→ **WHAT IS EXPECTED**
Scan the entries for "watermark". Every line that holds it is to be copied.

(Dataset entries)
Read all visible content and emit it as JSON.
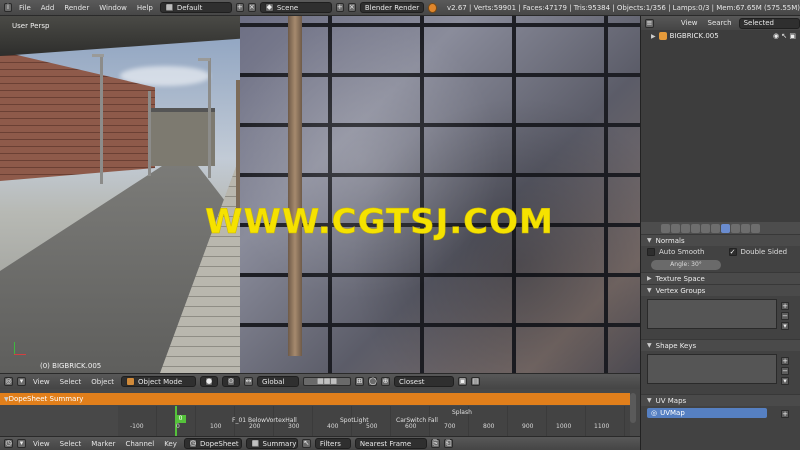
{
  "topbar": {
    "menus": [
      "File",
      "Add",
      "Render",
      "Window",
      "Help"
    ],
    "layout": "Default",
    "scene": "Scene",
    "engine": "Blender Render",
    "stats": "v2.67 | Verts:59901 | Faces:47179 | Tris:95384 | Objects:1/356 | Lamps:0/3 | Mem:67.65M (575.55M)"
  },
  "viewport": {
    "view_name": "User Persp",
    "object_label": "(0) BIGBRICK.005",
    "watermark": "WWW.CGTSJ.COM"
  },
  "viewport_header": {
    "menus": [
      "View",
      "Select",
      "Object"
    ],
    "mode": "Object Mode",
    "orientation": "Global",
    "snap": "Closest"
  },
  "dopesheet": {
    "summary": "DopeSheet Summary",
    "current_frame": "0",
    "markers": [
      "F_01",
      "Below",
      "VortexHall",
      "SpotLight",
      "CarSwitch",
      "Fall",
      "Splash"
    ],
    "ruler": [
      "-100",
      "0",
      "100",
      "200",
      "300",
      "400",
      "500",
      "600",
      "700",
      "800",
      "900",
      "1000",
      "1100"
    ]
  },
  "dopesheet_header": {
    "menus": [
      "View",
      "Select",
      "Marker",
      "Channel",
      "Key"
    ],
    "mode": "DopeSheet",
    "context": "Summary",
    "filters": "Filters",
    "snap": "Nearest Frame"
  },
  "outliner": {
    "menus": [
      "View",
      "Search"
    ],
    "display": "Selected",
    "item": "BIGBRICK.005"
  },
  "properties": {
    "normals": "Normals",
    "auto_smooth": "Auto Smooth",
    "double_sided": "Double Sided",
    "angle": "Angle: 30°",
    "texture_space": "Texture Space",
    "vertex_groups": "Vertex Groups",
    "shape_keys": "Shape Keys",
    "uv_maps": "UV Maps",
    "uv_item": "UVMap"
  },
  "colors": {
    "accent": "#e17f1b",
    "selection": "#5680c2",
    "watermark": "#f5e200",
    "frame": "#55c23b"
  }
}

→ **ANSWER BOX**
    "watermark": "WWW.CGTSJ.COM"
    "watermark": "#f5e200",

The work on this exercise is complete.